  • Water Hardness and Salinity: Maintain a general hardness (GH) between 5-20 dGH and ensure the water remains freshwater for Oscar fish.
  • Appropriate Water Movement: Adjust powerheads or filters to achieve a gentle flow rate. For a tank with Oscar fish, a turnover rate of 4-5 times the tank volume per hour is suitable.
  • Substrate Cleaning: Use a gravel vacuum bi-weekly, removing about 1/3 of the waste, ensuring a cleaner environment for Oscar fish.
  • Review Decor and Plants: Ensure 60-70% open swimming space, while still providing hiding spots. Avoid sharp or rough decorations that might injure Oscar fish.

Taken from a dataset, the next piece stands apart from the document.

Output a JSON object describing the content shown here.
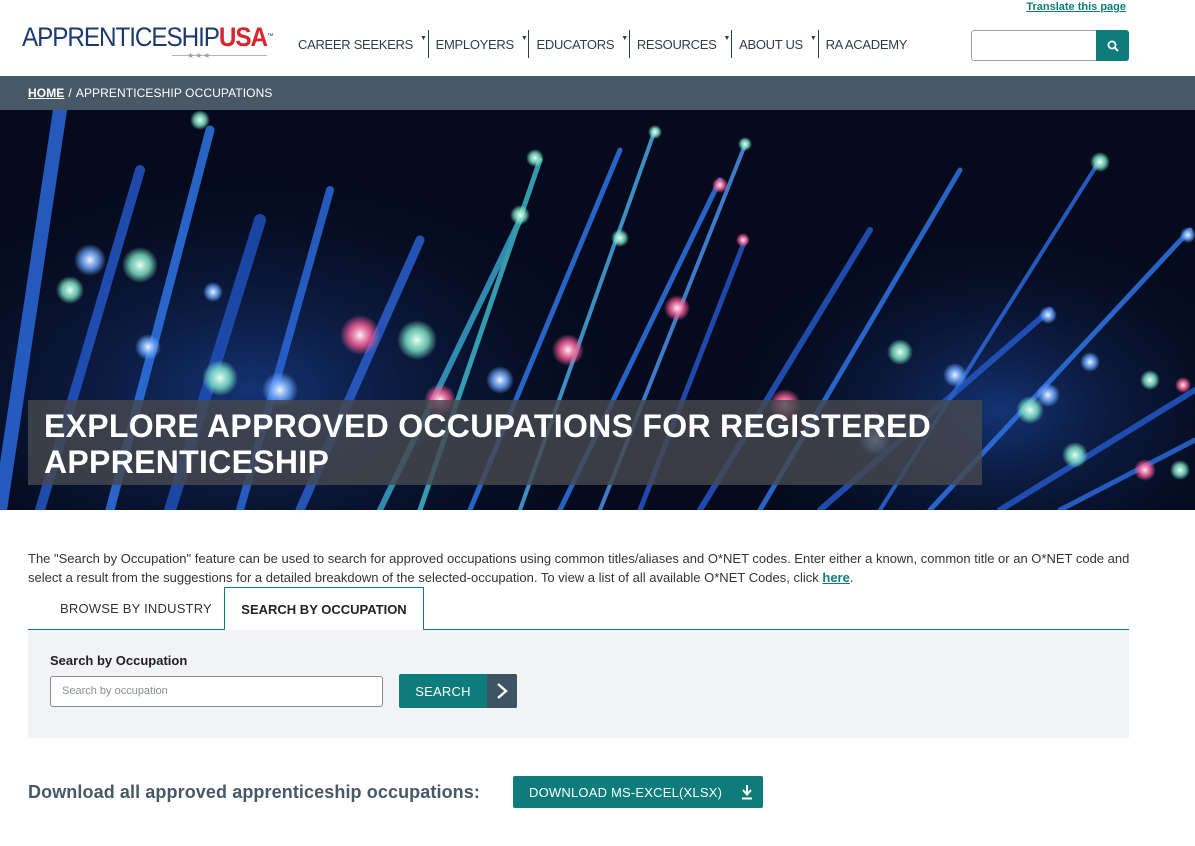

Also Read: Oscar Fish Tank Setup

7. Addressing Learned Habits

Oscar fish, like other pets, can develop habits based on past experiences. Recognizing and modifying these behaviors can enhance their quality of life.

  • Feeding Techniques: Alternate feeding spots in the tank. This diversifies the areas where Oscar fish expect food, preventing fixation on the surface.
  • Enrichment Activities: Introduce toys or rearrange decorations occasionally. This offers mental stimulation and curbs repetitive behaviors in Oscar fish.
  • Tankmate Assessment: Monitor interactions. If Oscar fish consistently stay at the top to avoid aggressive tankmates, consider rehoming or separating them.
  • Consistent Routines: Keep lighting, feeding, and maintenance routines regular, allowing Oscar fish to anticipate daily activities without anxiety.
  • Observation and Adjustment: Dedicate a few minutes daily to observe Oscar fish. If they develop new habits, make incremental adjustments to the environment or routines to address potential causes.

How to Tell If Your Oscar Fish Is Stressed

Oscar fish can manifest stress through various behavioral and physical signs other than staying at the tank’s surface.

Notably, changes in their typical demeanor, appetite, or appearance can signal that they’re under duress. The following indicators further elaborate on these symptoms:

  • Erratic Swimming Patterns: Oscar fish under stress might dart around the tank suddenly or exhibit unusual swimming behaviors, like shimmying or spinning.
  • Color Changes: A healthy Oscar fish displays vibrant colors. When stressed, they might fade, darken, or show patchy discoloration.
  • Loss of Appetite: A stressed Oscar fish might refuse food or eat less than usual. An Oscar not eating for more than 48 hours is a concern.
  • Hiding Excessively: While some hiding is normal, Oscar fish constantly seeking refuge or isolating themselves indicates they might be feeling threatened or uneasy.
  • Visible Injuries: Stress often makes Oscar fish more prone to diseases or injuries. Look out for ulcers, fin tears, or white spots which might indicate both stress and potential health issues.


For those of you who are just skimming through, here’s a short summary:

  • Low oxygen levels, poor water quality, diseases, stressors, and temperature deviations can cause Oscar fish to stay at the top.
  • Improve oxygen levels with aeration devices, water movement, plants, changes, and avoiding overcrowding.
  • Enhance water quality by testing, efficient filtration, conditioners, stable temperatures, and addressing imbalances.
  • Treat diseases by isolating, consulting experts, using medication, monitoring, and maintaining cleanliness.
  • Reduce stress through tank adjustments, balanced lighting, limiting disturbances, considering tankmates, and stable conditions.